→ Your objective:
Go through the data below and return each line where the string "Configuración" occurs.

→ Data extracts:
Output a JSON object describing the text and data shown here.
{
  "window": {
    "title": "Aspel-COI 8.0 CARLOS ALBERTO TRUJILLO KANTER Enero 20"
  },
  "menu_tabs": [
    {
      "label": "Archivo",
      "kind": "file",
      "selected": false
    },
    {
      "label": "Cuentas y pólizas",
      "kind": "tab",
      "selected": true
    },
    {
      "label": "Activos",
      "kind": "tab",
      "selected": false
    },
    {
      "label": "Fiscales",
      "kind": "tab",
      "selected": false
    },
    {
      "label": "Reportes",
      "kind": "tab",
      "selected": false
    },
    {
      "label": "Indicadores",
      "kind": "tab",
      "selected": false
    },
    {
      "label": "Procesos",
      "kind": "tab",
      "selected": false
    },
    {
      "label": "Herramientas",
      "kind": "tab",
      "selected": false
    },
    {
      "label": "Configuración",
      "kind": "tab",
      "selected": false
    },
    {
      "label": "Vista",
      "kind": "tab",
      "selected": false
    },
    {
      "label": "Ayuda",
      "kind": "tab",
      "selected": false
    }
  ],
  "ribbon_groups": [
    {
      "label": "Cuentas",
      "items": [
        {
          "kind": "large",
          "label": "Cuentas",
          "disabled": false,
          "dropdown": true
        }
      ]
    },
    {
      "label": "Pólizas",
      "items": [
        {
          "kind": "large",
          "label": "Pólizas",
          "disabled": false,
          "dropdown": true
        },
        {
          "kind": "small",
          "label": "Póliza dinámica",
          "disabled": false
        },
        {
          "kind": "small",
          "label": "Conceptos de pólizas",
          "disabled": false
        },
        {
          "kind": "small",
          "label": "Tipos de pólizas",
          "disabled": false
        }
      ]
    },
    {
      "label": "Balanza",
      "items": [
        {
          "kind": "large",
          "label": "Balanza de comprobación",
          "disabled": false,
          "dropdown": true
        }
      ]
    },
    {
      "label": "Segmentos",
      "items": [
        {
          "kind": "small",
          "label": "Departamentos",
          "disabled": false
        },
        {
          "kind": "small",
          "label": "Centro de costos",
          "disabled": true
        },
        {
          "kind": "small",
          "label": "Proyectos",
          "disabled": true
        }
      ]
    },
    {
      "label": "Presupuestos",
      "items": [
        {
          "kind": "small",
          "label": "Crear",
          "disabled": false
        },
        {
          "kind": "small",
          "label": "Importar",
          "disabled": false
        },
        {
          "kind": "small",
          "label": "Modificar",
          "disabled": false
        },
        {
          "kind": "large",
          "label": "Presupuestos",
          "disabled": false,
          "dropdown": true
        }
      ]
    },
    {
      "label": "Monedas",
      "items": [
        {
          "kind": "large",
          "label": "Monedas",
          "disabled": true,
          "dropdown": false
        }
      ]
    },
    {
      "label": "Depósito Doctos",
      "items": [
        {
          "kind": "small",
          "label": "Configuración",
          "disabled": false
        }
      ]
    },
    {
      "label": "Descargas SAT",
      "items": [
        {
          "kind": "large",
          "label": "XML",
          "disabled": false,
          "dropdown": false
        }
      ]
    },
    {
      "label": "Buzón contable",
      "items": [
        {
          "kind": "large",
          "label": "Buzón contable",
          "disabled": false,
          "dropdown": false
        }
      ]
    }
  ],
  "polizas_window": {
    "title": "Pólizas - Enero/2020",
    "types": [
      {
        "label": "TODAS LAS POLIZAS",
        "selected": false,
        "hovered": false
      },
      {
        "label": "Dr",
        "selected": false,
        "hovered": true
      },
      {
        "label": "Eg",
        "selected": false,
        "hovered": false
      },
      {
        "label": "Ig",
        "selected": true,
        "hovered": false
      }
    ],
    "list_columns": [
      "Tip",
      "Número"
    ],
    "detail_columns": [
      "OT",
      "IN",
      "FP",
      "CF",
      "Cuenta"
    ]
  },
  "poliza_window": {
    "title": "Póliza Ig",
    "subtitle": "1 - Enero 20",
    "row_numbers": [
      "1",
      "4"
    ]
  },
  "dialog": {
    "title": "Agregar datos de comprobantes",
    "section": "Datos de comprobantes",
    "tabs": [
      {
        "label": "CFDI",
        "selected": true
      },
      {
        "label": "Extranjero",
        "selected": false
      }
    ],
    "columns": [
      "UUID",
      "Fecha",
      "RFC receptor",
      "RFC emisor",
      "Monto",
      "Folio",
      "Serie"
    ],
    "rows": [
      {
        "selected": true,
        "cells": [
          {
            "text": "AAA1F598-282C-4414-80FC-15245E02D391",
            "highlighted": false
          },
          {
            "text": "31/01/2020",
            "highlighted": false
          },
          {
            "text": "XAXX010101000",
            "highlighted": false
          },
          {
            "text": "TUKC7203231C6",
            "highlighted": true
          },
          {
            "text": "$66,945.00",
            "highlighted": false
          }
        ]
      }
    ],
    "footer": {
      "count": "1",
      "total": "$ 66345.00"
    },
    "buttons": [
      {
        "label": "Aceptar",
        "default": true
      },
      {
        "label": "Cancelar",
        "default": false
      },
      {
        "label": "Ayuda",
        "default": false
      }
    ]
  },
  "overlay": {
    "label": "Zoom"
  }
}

→ Solution for this task:
      "label": "Configuración",
          "label": "Configuración",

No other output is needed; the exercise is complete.